_Requirement_: Below is the data. Give it again, complete and exact.

***** Record excerpts

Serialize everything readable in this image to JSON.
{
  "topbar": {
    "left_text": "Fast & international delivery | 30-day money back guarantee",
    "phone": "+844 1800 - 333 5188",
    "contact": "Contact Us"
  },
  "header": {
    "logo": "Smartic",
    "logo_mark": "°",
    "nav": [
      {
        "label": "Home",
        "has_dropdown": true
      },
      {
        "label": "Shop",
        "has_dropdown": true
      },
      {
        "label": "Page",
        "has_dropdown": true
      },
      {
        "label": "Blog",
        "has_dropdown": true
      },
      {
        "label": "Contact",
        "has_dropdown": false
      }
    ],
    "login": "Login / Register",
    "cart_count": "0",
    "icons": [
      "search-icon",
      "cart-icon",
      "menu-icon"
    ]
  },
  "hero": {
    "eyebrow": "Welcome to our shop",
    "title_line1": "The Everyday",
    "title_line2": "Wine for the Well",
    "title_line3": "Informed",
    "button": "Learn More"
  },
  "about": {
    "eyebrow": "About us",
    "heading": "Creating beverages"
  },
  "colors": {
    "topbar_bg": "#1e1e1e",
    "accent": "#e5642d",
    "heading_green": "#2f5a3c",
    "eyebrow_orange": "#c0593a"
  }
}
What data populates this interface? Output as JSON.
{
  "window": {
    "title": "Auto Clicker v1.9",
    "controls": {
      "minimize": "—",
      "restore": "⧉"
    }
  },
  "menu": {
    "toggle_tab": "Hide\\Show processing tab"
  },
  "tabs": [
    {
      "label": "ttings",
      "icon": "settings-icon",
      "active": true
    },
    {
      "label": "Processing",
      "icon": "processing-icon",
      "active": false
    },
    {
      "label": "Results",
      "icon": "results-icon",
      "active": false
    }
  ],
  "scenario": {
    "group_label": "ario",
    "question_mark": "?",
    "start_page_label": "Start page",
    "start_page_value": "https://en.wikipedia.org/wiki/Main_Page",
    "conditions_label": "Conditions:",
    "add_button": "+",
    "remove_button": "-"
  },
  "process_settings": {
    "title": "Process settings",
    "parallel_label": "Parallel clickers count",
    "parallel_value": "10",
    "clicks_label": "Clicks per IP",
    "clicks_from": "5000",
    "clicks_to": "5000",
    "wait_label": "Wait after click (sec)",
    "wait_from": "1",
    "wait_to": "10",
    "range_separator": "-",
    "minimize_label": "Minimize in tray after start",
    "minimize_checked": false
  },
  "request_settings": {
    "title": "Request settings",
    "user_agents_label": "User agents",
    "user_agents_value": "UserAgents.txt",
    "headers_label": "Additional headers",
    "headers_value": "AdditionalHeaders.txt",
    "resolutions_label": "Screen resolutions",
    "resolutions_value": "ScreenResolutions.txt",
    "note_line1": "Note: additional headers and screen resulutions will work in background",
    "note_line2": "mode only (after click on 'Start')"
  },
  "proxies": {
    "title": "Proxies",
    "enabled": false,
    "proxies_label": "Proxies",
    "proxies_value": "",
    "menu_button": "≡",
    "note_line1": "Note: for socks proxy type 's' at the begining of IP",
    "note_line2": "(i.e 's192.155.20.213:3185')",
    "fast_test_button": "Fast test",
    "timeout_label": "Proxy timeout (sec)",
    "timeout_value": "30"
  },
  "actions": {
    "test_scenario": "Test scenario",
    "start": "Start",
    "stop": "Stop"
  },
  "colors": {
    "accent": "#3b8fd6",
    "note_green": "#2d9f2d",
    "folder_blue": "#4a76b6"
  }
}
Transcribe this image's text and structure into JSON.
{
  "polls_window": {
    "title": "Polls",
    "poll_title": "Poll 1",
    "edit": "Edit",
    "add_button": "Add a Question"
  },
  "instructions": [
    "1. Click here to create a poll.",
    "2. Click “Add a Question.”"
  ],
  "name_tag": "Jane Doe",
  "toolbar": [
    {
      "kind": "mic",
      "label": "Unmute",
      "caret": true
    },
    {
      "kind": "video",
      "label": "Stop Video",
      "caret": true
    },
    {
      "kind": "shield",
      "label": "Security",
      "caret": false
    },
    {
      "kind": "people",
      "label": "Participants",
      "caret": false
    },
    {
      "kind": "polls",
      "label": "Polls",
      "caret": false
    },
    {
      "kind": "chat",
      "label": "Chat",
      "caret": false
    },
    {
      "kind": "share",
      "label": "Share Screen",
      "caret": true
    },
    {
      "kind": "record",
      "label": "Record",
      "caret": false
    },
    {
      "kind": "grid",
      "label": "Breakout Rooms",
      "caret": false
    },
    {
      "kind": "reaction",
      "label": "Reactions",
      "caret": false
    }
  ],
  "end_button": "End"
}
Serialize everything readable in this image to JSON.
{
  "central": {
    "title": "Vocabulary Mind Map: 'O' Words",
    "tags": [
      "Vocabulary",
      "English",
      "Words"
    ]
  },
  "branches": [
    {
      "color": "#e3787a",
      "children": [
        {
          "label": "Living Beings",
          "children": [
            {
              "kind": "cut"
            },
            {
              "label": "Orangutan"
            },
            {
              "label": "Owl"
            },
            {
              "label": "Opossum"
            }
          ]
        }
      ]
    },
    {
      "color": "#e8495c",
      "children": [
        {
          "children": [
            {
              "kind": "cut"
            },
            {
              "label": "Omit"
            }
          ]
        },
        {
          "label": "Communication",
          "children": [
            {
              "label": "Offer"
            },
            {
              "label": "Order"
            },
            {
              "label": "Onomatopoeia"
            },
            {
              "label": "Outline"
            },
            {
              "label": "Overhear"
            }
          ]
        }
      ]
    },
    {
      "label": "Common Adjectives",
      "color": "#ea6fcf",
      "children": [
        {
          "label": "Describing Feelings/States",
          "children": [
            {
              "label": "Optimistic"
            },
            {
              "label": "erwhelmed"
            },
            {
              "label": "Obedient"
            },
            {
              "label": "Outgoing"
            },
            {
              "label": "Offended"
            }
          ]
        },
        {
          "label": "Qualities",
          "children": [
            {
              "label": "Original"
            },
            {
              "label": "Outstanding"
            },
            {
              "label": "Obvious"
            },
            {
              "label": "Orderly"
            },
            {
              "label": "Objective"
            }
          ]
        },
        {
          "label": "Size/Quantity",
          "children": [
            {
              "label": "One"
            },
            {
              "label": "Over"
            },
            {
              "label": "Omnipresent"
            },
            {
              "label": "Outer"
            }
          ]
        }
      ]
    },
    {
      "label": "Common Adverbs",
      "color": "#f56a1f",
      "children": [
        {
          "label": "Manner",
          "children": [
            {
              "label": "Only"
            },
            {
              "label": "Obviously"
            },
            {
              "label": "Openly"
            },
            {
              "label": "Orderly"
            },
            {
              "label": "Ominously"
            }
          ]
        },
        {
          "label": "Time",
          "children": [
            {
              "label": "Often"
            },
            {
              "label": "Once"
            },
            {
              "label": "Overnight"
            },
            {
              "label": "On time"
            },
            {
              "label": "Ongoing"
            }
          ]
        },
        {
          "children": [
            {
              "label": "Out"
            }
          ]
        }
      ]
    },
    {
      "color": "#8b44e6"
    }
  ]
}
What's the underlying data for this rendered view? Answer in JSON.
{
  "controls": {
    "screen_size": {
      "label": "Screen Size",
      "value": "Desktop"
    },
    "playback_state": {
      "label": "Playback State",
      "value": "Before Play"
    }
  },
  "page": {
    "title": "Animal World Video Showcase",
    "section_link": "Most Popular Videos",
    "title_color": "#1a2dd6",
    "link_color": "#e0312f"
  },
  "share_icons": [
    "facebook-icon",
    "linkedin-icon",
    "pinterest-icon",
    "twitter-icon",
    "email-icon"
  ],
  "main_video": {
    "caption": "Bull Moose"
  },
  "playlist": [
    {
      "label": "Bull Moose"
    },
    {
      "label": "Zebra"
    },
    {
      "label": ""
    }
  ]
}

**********

_Output of the exercise_:
Serialize everything readable in this image to JSON.
{
  "topbar": {
    "left_text": "Fast & international delivery | 30-day money back guarantee",
    "phone": "+844 1800 - 333 5188",
    "contact": "Contact Us"
  },
  "header": {
    "logo": "Smartic",
    "logo_mark": "°",
    "nav": [
      {
        "label": "Home",
        "has_dropdown": true
      },
      {
        "label": "Shop",
        "has_dropdown": true
      },
      {
        "label": "Page",
        "has_dropdown": true
      },
      {
        "label": "Blog",
        "has_dropdown": true
      },
      {
        "label": "Contact",
        "has_dropdown": false
      }
    ],
    "login": "Login / Register",
    "cart_count": "0",
    "icons": [
      "search-icon",
      "cart-icon",
      "menu-icon"
    ]
  },
  "hero": {
    "eyebrow": "Welcome to our shop",
    "title_line1": "The Everyday",
    "title_line2": "Wine for the Well",
    "title_line3": "Informed",
    "button": "Learn More"
  },
  "about": {
    "eyebrow": "About us",
    "heading": "Creating beverages"
  },
  "colors": {
    "topbar_bg": "#1e1e1e",
    "accent": "#e5642d",
    "heading_green": "#2f5a3c",
    "eyebrow_orange": "#c0593a"
  }
}
What data populates this interface? Output as JSON.
{
  "window": {
    "title": "Auto Clicker v1.9",
    "controls": {
      "minimize": "—",
      "restore": "⧉"
    }
  },
  "menu": {
    "toggle_tab": "Hide\\Show processing tab"
  },
  "tabs": [
    {
      "label": "ttings",
      "icon": "settings-icon",
      "active": true
    },
    {
      "label": "Processing",
      "icon": "processing-icon",
      "active": false
    },
    {
      "label": "Results",
      "icon": "results-icon",
      "active": false
    }
  ],
  "scenario": {
    "group_label": "ario",
    "question_mark": "?",
    "start_page_label": "Start page",
    "start_page_value": "https://en.wikipedia.org/wiki/Main_Page",
    "conditions_label": "Conditions:",
    "add_button": "+",
    "remove_button": "-"
  },
  "process_settings": {
    "title": "Process settings",
    "parallel_label": "Parallel clickers count",
    "parallel_value": "10",
    "clicks_label": "Clicks per IP",
    "clicks_from": "5000",
    "clicks_to": "5000",
    "wait_label": "Wait after click (sec)",
    "wait_from": "1",
    "wait_to": "10",
    "range_separator": "-",
    "minimize_label": "Minimize in tray after start",
    "minimize_checked": false
  },
  "request_settings": {
    "title": "Request settings",
    "user_agents_label": "User agents",
    "user_agents_value": "UserAgents.txt",
    "headers_label": "Additional headers",
    "headers_value": "AdditionalHeaders.txt",
    "resolutions_label": "Screen resolutions",
    "resolutions_value": "ScreenResolutions.txt",
    "note_line1": "Note: additional headers and screen resulutions will work in background",
    "note_line2": "mode only (after click on 'Start')"
  },
  "proxies": {
    "title": "Proxies",
    "enabled": false,
    "proxies_label": "Proxies",
    "proxies_value": "",
    "menu_button": "≡",
    "note_line1": "Note: for socks proxy type 's' at the begining of IP",
    "note_line2": "(i.e 's192.155.20.213:3185')",
    "fast_test_button": "Fast test",
    "timeout_label": "Proxy timeout (sec)",
    "timeout_value": "30"
  },
  "actions": {
    "test_scenario": "Test scenario",
    "start": "Start",
    "stop": "Stop"
  },
  "colors": {
    "accent": "#3b8fd6",
    "note_green": "#2d9f2d",
    "folder_blue": "#4a76b6"
  }
}
Transcribe this image's text and structure into JSON.
{
  "polls_window": {
    "title": "Polls",
    "poll_title": "Poll 1",
    "edit": "Edit",
    "add_button": "Add a Question"
  },
  "instructions": [
    "1. Click here to create a poll.",
    "2. Click “Add a Question.”"
  ],
  "name_tag": "Jane Doe",
  "toolbar": [
    {
      "kind": "mic",
      "label": "Unmute",
      "caret": true
    },
    {
      "kind": "video",
      "label": "Stop Video",
      "caret": true
    },
    {
      "kind": "shield",
      "label": "Security",
      "caret": false
    },
    {
      "kind": "people",
      "label": "Participants",
      "caret": false
    },
    {
      "kind": "polls",
      "label": "Polls",
      "caret": false
    },
    {
      "kind": "chat",
      "label": "Chat",
      "caret": false
    },
    {
      "kind": "share",
      "label": "Share Screen",
      "caret": true
    },
    {
      "kind": "record",
      "label": "Record",
      "caret": false
    },
    {
      "kind": "grid",
      "label": "Breakout Rooms",
      "caret": false
    },
    {
      "kind": "reaction",
      "label": "Reactions",
      "caret": false
    }
  ],
  "end_button": "End"
}
Serialize everything readable in this image to JSON.
{
  "central": {
    "title": "Vocabulary Mind Map: 'O' Words",
    "tags": [
      "Vocabulary",
      "English",
      "Words"
    ]
  },
  "branches": [
    {
      "color": "#e3787a",
      "children": [
        {
          "label": "Living Beings",
          "children": [
            {
              "kind": "cut"
            },
            {
              "label": "Orangutan"
            },
            {
              "label": "Owl"
            },
            {
              "label": "Opossum"
            }
          ]
        }
      ]
    },
    {
      "color": "#e8495c",
      "children": [
        {
          "children": [
            {
              "kind": "cut"
            },
            {
              "label": "Omit"
            }
          ]
        },
        {
          "label": "Communication",
          "children": [
            {
              "label": "Offer"
            },
            {
              "label": "Order"
            },
            {
              "label": "Onomatopoeia"
            },
            {
              "label": "Outline"
            },
            {
              "label": "Overhear"
            }
          ]
        }
      ]
    },
    {
      "label": "Common Adjectives",
      "color": "#ea6fcf",
      "children": [
        {
          "label": "Describing Feelings/States",
          "children": [
            {
              "label": "Optimistic"
            },
            {
              "label": "erwhelmed"
            },
            {
              "label": "Obedient"
            },
            {
              "label": "Outgoing"
            },
            {
              "label": "Offended"
            }
          ]
        },
        {
          "label": "Qualities",
          "children": [
            {
              "label": "Original"
            },
            {
              "label": "Outstanding"
            },
            {
              "label": "Obvious"
            },
            {
              "label": "Orderly"
            },
            {
              "label": "Objective"
            }
          ]
        },
        {
          "label": "Size/Quantity",
          "children": [
            {
              "label": "One"
            },
            {
              "label": "Over"
            },
            {
              "label": "Omnipresent"
            },
            {
              "label": "Outer"
            }
          ]
        }
      ]
    },
    {
      "label": "Common Adverbs",
      "color": "#f56a1f",
      "children": [
        {
          "label": "Manner",
          "children": [
            {
              "label": "Only"
            },
            {
              "label": "Obviously"
            },
            {
              "label": "Openly"
            },
            {
              "label": "Orderly"
            },
            {
              "label": "Ominously"
            }
          ]
        },
        {
          "label": "Time",
          "children": [
            {
              "label": "Often"
            },
            {
              "label": "Once"
            },
            {
              "label": "Overnight"
            },
            {
              "label": "On time"
            },
            {
              "label": "Ongoing"
            }
          ]
        },
        {
          "children": [
            {
              "label": "Out"
            }
          ]
        }
      ]
    },
    {
      "color": "#8b44e6"
    }
  ]
}
What's the underlying data for this rendered view? Answer in JSON.
{
  "controls": {
    "screen_size": {
      "label": "Screen Size",
      "value": "Desktop"
    },
    "playback_state": {
      "label": "Playback State",
      "value": "Before Play"
    }
  },
  "page": {
    "title": "Animal World Video Showcase",
    "section_link": "Most Popular Videos",
    "title_color": "#1a2dd6",
    "link_color": "#e0312f"
  },
  "share_icons": [
    "facebook-icon",
    "linkedin-icon",
    "pinterest-icon",
    "twitter-icon",
    "email-icon"
  ],
  "main_video": {
    "caption": "Bull Moose"
  },
  "playlist": [
    {
      "label": "Bull Moose"
    },
    {
      "label": "Zebra"
    },
    {
      "label": ""
    }
  ]
}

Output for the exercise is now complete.